◆ TASK PROMPT
Give the count of lines in the data that include "nCaption", with no other words.

(Stored dataset items)
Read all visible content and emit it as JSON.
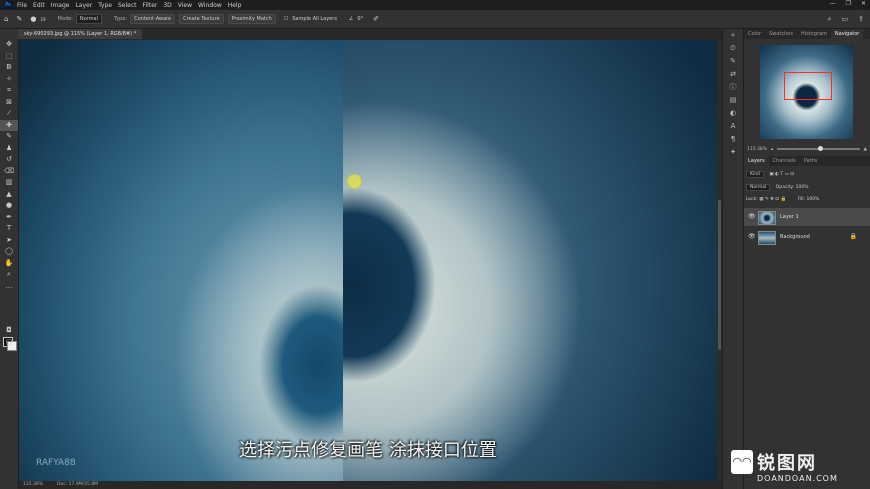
{
  "menubar": {
    "app_logo": "Ps",
    "items": [
      "File",
      "Edit",
      "Image",
      "Layer",
      "Type",
      "Select",
      "Filter",
      "3D",
      "View",
      "Window",
      "Help"
    ],
    "window_controls": [
      "—",
      "❐",
      "✕"
    ]
  },
  "options_bar": {
    "brush_size": "19",
    "mode_label": "Mode:",
    "mode_value": "Normal",
    "type_label": "Type:",
    "type_buttons": [
      "Content-Aware",
      "Create Texture",
      "Proximity Match"
    ],
    "sample_all_layers": "Sample All Layers",
    "angle": "0°"
  },
  "document_tab": "sky-690293.jpg @ 115% (Layer 1, RGB/8#) *",
  "canvas": {
    "subtitle": "选择污点修复画笔 涂抹接口位置",
    "watermark": "RAFYA88"
  },
  "status_bar": {
    "zoom": "115.38%",
    "doc_info": "Doc: 17.9M/35.8M"
  },
  "navigator_panel": {
    "tabs": [
      "Color",
      "Swatches",
      "Histogram",
      "Navigator"
    ],
    "active_tab": "Navigator",
    "zoom": "115.38%"
  },
  "layers_panel": {
    "tabs": [
      "Layers",
      "Channels",
      "Paths"
    ],
    "active_tab": "Layers",
    "filter_kind": "Kind",
    "blend_mode": "Normal",
    "opacity_label": "Opacity:",
    "opacity_value": "100%",
    "lock_label": "Lock:",
    "fill_label": "Fill:",
    "fill_value": "100%",
    "layers": [
      {
        "name": "Layer 1",
        "active": true
      },
      {
        "name": "Background",
        "active": false
      }
    ]
  },
  "corner_logo": {
    "cn": "锐图网",
    "en": "DOANDOAN.COM"
  },
  "colors": {
    "accent": "#31a8ff",
    "panel_bg": "#323232",
    "active_layer_bg": "#4a4a4a",
    "navigator_frame": "#ff2b2b"
  }
}
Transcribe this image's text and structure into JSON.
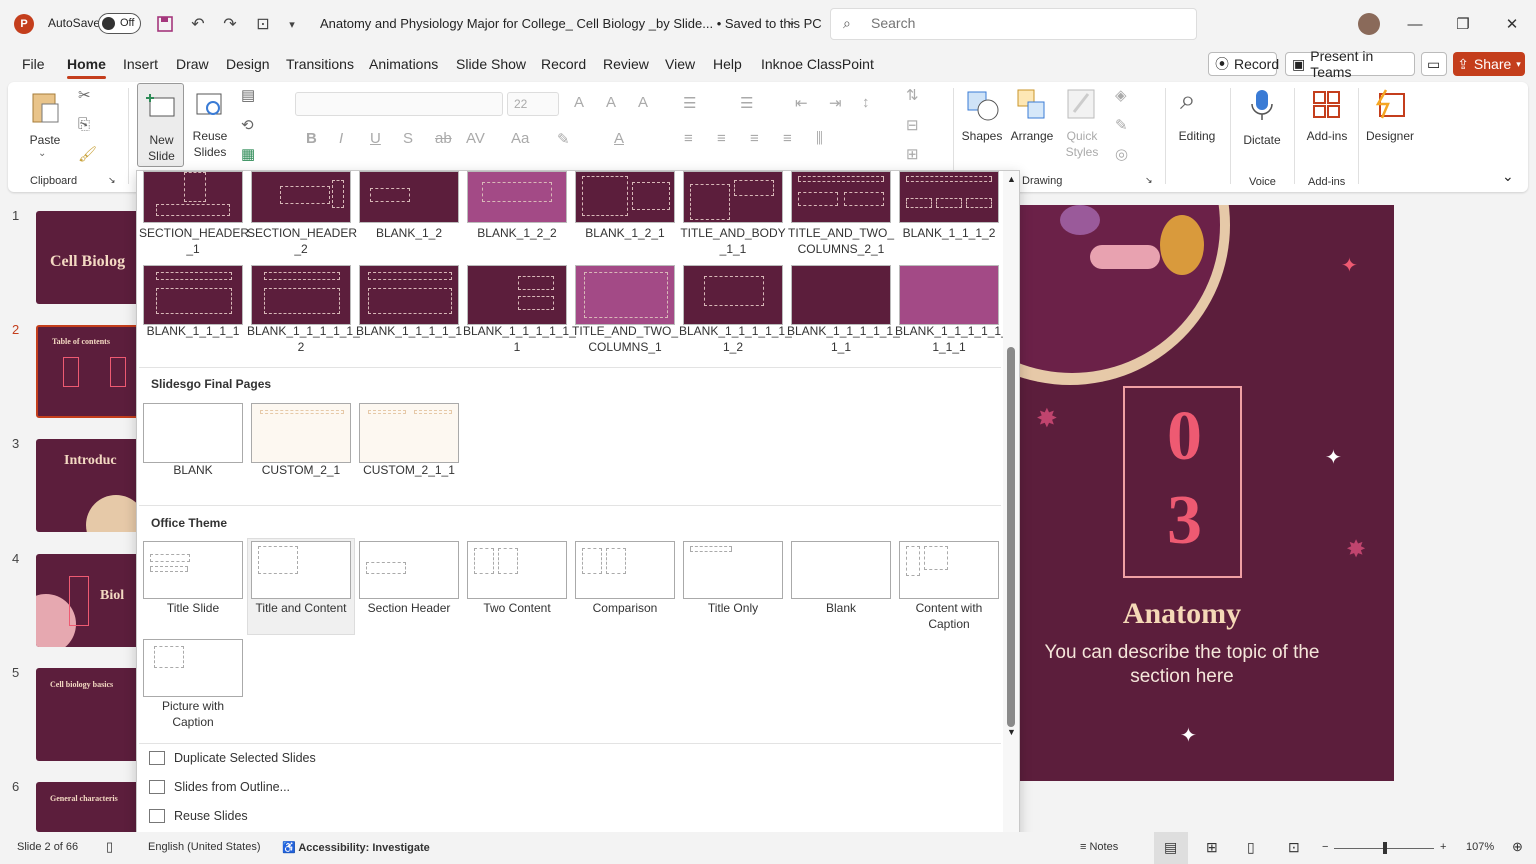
{
  "titlebar": {
    "app_icon": "P",
    "autosave_label": "AutoSave",
    "autosave_state": "Off",
    "title": "Anatomy and Physiology Major for College_ Cell Biology _by Slide... • Saved to this PC",
    "search_placeholder": "Search"
  },
  "menu": {
    "tabs": [
      "File",
      "Home",
      "Insert",
      "Draw",
      "Design",
      "Transitions",
      "Animations",
      "Slide Show",
      "Record",
      "Review",
      "View",
      "Help",
      "Inknoe ClassPoint"
    ],
    "active": "Home",
    "record_label": "Record",
    "present_label": "Present in Teams",
    "share_label": "Share"
  },
  "ribbon": {
    "paste": "Paste",
    "clipboard": "Clipboard",
    "new_slide": "New",
    "new_slide_2": "Slide",
    "reuse": "Reuse",
    "reuse_2": "Slides",
    "font_size": "22",
    "shapes": "Shapes",
    "arrange": "Arrange",
    "quick": "Quick",
    "styles": "Styles",
    "drawing": "Drawing",
    "editing": "Editing",
    "dictate": "Dictate",
    "voice": "Voice",
    "addins": "Add-ins",
    "addins_group": "Add-ins",
    "designer": "Designer"
  },
  "thumbnails": [
    {
      "num": "1",
      "text": "Cell Biolog"
    },
    {
      "num": "2",
      "text": "Table of contents"
    },
    {
      "num": "3",
      "text": "Introduc"
    },
    {
      "num": "4",
      "text": "Biol"
    },
    {
      "num": "5",
      "text": "Cell biology basics"
    },
    {
      "num": "6",
      "text": "General characteris"
    }
  ],
  "gallery": {
    "row1": [
      "SECTION_HEADER\n_1",
      "SECTION_HEADER\n_2",
      "BLANK_1_2",
      "BLANK_1_2_2",
      "BLANK_1_2_1",
      "TITLE_AND_BODY\n_1_1",
      "TITLE_AND_TWO_\nCOLUMNS_2_1",
      "BLANK_1_1_1_2"
    ],
    "row2": [
      "BLANK_1_1_1_1",
      "BLANK_1_1_1_1_1_\n2",
      "BLANK_1_1_1_1_1",
      "BLANK_1_1_1_1_1_\n1",
      "TITLE_AND_TWO_\nCOLUMNS_1",
      "BLANK_1_1_1_1_1_\n1_2",
      "BLANK_1_1_1_1_1_\n1_1",
      "BLANK_1_1_1_1_1_\n1_1_1"
    ],
    "section_final": "Slidesgo Final Pages",
    "final": [
      "BLANK",
      "CUSTOM_2_1",
      "CUSTOM_2_1_1"
    ],
    "section_office": "Office Theme",
    "office": [
      "Title Slide",
      "Title and Content",
      "Section Header",
      "Two Content",
      "Comparison",
      "Title Only",
      "Blank",
      "Content with\nCaption",
      "Picture with\nCaption"
    ],
    "menu_items": [
      "Duplicate Selected Slides",
      "Slides from Outline...",
      "Reuse Slides"
    ]
  },
  "slide": {
    "num_0": "0",
    "num_3": "3",
    "title": "Anatomy",
    "description": "You can describe the topic of the section here"
  },
  "status": {
    "slide_info": "Slide 2 of 66",
    "language": "English (United States)",
    "accessibility": "Accessibility: Investigate",
    "notes": "Notes",
    "zoom": "107%"
  },
  "colors": {
    "accent": "#c43e1c",
    "slide_bg": "#5c1e3c",
    "slide_pink": "#ee5a72"
  }
}
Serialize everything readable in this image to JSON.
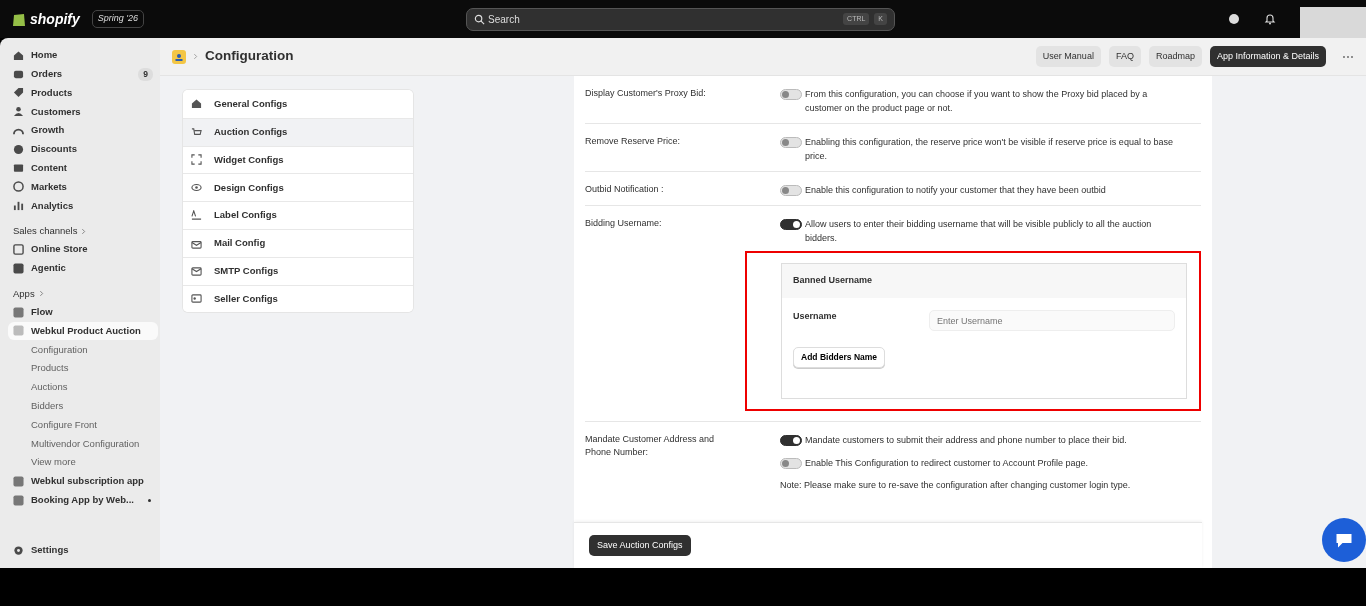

◆ REPLY
2